**What to produce**
The line containing "Enumerate this screenshot's" marks the start; repeat it and every following line exactly through the end of the entries.

**Task data**
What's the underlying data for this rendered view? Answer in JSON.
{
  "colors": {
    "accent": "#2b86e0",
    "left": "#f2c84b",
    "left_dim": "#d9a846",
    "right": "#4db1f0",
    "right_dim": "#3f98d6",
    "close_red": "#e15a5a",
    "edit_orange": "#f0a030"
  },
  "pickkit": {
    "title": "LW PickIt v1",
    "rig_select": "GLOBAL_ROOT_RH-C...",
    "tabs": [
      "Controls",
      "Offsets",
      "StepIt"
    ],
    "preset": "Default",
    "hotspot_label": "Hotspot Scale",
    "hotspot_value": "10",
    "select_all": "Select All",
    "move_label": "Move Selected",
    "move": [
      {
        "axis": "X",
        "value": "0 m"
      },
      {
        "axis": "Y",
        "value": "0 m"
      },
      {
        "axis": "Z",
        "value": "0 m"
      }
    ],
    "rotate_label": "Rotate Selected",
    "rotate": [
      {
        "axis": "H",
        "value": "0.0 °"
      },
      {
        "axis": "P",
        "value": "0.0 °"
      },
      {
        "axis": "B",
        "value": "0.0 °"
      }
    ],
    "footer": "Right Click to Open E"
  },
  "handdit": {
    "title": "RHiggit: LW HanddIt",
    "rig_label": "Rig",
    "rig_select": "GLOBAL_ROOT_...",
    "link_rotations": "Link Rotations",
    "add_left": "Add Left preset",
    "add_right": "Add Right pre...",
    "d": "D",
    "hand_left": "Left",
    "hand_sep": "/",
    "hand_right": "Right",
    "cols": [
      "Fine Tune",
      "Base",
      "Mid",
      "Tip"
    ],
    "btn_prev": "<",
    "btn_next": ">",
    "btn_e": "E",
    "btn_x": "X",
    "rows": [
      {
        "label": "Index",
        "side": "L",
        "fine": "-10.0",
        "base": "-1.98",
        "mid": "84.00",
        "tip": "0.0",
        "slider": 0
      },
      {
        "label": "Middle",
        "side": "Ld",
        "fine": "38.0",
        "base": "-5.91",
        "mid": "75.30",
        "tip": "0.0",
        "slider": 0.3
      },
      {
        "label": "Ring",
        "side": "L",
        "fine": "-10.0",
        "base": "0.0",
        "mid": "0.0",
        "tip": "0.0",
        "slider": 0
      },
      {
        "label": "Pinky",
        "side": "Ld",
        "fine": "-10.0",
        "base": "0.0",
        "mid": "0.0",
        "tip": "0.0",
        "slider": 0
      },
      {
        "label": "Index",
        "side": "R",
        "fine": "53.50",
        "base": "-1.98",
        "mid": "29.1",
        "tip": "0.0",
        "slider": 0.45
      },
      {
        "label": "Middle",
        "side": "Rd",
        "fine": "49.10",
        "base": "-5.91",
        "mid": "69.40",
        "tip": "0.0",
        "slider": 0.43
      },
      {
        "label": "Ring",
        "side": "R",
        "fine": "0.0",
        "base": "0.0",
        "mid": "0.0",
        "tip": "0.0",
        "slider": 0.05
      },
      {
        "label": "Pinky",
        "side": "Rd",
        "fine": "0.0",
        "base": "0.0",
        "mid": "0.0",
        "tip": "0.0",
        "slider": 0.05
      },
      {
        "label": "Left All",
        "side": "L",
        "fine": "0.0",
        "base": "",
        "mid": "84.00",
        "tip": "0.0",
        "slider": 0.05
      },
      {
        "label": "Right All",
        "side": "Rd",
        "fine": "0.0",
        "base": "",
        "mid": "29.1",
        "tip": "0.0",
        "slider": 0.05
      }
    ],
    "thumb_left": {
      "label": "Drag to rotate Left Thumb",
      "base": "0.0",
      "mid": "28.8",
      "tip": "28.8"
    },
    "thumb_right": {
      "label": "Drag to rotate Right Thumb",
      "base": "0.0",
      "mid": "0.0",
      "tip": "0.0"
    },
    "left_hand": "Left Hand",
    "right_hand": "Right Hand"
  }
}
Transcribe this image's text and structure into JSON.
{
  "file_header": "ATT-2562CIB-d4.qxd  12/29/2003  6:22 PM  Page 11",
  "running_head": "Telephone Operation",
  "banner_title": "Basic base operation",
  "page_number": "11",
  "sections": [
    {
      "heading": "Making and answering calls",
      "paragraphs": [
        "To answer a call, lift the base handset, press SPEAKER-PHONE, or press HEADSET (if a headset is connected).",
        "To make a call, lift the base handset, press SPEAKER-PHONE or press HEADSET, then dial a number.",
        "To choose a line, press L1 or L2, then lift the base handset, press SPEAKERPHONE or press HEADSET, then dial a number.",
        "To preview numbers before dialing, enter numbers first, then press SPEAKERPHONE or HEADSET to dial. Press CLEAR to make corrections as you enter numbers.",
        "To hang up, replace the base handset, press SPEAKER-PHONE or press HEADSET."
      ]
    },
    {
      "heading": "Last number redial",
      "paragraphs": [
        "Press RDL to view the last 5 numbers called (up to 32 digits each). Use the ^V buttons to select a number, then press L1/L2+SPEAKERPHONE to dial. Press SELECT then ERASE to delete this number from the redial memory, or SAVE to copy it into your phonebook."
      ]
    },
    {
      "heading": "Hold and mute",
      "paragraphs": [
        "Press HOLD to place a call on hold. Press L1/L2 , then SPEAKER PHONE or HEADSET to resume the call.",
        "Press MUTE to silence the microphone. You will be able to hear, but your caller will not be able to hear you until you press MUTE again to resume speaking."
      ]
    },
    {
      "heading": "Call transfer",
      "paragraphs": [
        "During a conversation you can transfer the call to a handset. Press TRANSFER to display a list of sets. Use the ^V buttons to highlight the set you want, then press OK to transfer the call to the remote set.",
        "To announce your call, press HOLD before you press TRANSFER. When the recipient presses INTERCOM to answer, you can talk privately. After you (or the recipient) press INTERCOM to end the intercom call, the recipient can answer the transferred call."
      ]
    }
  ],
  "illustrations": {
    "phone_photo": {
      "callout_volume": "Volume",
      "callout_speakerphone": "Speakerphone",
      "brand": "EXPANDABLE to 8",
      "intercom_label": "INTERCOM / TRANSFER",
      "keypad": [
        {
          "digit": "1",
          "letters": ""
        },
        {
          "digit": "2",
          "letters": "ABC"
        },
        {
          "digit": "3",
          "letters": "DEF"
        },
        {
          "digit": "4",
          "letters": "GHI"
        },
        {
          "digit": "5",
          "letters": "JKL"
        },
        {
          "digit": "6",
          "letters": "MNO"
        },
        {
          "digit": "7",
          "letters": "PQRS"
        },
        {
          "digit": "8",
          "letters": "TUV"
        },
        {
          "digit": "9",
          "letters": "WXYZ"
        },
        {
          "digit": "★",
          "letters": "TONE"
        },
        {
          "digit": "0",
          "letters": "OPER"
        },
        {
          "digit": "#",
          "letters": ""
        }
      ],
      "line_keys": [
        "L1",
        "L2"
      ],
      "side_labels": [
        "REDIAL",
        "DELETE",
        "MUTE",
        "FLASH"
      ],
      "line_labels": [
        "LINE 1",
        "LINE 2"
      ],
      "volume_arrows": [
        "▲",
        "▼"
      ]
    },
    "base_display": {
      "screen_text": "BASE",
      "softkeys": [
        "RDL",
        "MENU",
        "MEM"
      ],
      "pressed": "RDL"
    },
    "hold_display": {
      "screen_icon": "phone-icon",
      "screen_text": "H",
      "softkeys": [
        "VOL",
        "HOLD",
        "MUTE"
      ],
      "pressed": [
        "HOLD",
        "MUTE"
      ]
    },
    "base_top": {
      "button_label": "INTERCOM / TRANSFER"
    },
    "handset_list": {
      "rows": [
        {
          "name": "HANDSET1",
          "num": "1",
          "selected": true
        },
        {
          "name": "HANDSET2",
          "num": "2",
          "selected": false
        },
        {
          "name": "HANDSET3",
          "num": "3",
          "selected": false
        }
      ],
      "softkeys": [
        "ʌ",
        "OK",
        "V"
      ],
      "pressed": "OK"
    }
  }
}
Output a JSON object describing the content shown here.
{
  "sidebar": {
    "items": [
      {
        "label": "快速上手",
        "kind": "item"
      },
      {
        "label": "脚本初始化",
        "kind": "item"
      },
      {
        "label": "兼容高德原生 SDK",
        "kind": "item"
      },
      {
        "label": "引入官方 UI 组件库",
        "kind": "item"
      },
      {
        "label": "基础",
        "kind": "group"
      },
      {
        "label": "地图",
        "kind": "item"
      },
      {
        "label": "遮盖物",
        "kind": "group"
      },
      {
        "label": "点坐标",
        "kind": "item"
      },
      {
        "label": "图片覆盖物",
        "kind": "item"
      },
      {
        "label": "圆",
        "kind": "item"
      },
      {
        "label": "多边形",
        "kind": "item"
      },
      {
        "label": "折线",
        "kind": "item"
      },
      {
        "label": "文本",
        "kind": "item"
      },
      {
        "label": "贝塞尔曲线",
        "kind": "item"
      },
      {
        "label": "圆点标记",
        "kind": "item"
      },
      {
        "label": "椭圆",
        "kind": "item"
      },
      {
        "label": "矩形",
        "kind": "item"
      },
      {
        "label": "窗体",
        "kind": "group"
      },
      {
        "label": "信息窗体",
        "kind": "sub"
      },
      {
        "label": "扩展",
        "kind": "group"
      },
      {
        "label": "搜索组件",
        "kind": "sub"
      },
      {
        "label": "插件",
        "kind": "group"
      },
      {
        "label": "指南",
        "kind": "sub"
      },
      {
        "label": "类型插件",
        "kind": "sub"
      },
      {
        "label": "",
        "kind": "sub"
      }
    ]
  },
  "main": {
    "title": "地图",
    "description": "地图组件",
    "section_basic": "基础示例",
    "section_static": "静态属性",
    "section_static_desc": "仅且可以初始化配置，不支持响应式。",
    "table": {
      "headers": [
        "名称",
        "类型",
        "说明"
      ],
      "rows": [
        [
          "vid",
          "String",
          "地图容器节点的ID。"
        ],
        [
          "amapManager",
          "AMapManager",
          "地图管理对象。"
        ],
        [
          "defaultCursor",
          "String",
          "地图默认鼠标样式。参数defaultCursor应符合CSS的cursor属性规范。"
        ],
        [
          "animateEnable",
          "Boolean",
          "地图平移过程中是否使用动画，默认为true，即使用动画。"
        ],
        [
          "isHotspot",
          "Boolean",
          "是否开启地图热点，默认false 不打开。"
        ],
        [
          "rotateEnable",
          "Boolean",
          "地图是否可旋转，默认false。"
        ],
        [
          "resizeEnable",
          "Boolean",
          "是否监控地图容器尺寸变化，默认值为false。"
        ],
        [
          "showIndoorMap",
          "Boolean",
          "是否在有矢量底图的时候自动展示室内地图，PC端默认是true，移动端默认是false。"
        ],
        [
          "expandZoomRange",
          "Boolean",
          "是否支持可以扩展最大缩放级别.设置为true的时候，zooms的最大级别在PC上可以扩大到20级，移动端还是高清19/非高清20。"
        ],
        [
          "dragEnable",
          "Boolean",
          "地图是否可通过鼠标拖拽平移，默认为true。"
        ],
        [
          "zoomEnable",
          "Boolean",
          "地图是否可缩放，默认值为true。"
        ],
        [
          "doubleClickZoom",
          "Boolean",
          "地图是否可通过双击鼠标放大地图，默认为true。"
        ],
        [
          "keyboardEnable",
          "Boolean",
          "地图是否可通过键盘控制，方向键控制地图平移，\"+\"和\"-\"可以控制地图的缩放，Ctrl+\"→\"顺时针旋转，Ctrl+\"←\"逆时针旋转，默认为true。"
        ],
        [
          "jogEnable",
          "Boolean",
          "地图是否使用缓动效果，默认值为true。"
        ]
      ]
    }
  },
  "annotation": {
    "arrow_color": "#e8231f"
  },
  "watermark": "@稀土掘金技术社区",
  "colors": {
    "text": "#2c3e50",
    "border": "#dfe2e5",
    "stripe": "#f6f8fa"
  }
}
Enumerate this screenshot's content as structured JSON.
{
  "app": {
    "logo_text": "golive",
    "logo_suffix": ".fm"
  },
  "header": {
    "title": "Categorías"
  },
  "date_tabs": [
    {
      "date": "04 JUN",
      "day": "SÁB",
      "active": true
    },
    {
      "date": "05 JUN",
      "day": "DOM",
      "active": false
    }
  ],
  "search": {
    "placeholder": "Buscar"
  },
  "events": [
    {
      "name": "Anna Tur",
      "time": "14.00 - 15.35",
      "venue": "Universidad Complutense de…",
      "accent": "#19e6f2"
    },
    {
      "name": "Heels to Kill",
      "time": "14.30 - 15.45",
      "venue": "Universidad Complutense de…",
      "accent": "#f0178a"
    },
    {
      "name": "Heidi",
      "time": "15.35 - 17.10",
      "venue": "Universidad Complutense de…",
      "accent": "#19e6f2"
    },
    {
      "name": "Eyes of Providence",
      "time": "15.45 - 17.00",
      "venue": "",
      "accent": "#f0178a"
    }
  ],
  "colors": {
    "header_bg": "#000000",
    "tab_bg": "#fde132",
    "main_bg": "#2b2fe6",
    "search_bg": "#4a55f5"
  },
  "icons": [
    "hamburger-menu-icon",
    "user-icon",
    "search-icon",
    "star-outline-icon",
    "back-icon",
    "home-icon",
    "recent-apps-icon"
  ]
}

**Solution to this exercise**
Enumerate this screenshot's content as structured JSON.
{
  "app": {
    "logo_text": "golive",
    "logo_suffix": ".fm"
  },
  "header": {
    "title": "Categorías"
  },
  "date_tabs": [
    {
      "date": "04 JUN",
      "day": "SÁB",
      "active": true
    },
    {
      "date": "05 JUN",
      "day": "DOM",
      "active": false
    }
  ],
  "search": {
    "placeholder": "Buscar"
  },
  "events": [
    {
      "name": "Anna Tur",
      "time": "14.00 - 15.35",
      "venue": "Universidad Complutense de…",
      "accent": "#19e6f2"
    },
    {
      "name": "Heels to Kill",
      "time": "14.30 - 15.45",
      "venue": "Universidad Complutense de…",
      "accent": "#f0178a"
    },
    {
      "name": "Heidi",
      "time": "15.35 - 17.10",
      "venue": "Universidad Complutense de…",
      "accent": "#19e6f2"
    },
    {
      "name": "Eyes of Providence",
      "time": "15.45 - 17.00",
      "venue": "",
      "accent": "#f0178a"
    }
  ],
  "colors": {
    "header_bg": "#000000",
    "tab_bg": "#fde132",
    "main_bg": "#2b2fe6",
    "search_bg": "#4a55f5"
  },
  "icons": [
    "hamburger-menu-icon",
    "user-icon",
    "search-icon",
    "star-outline-icon",
    "back-icon",
    "home-icon",
    "recent-apps-icon"
  ]
}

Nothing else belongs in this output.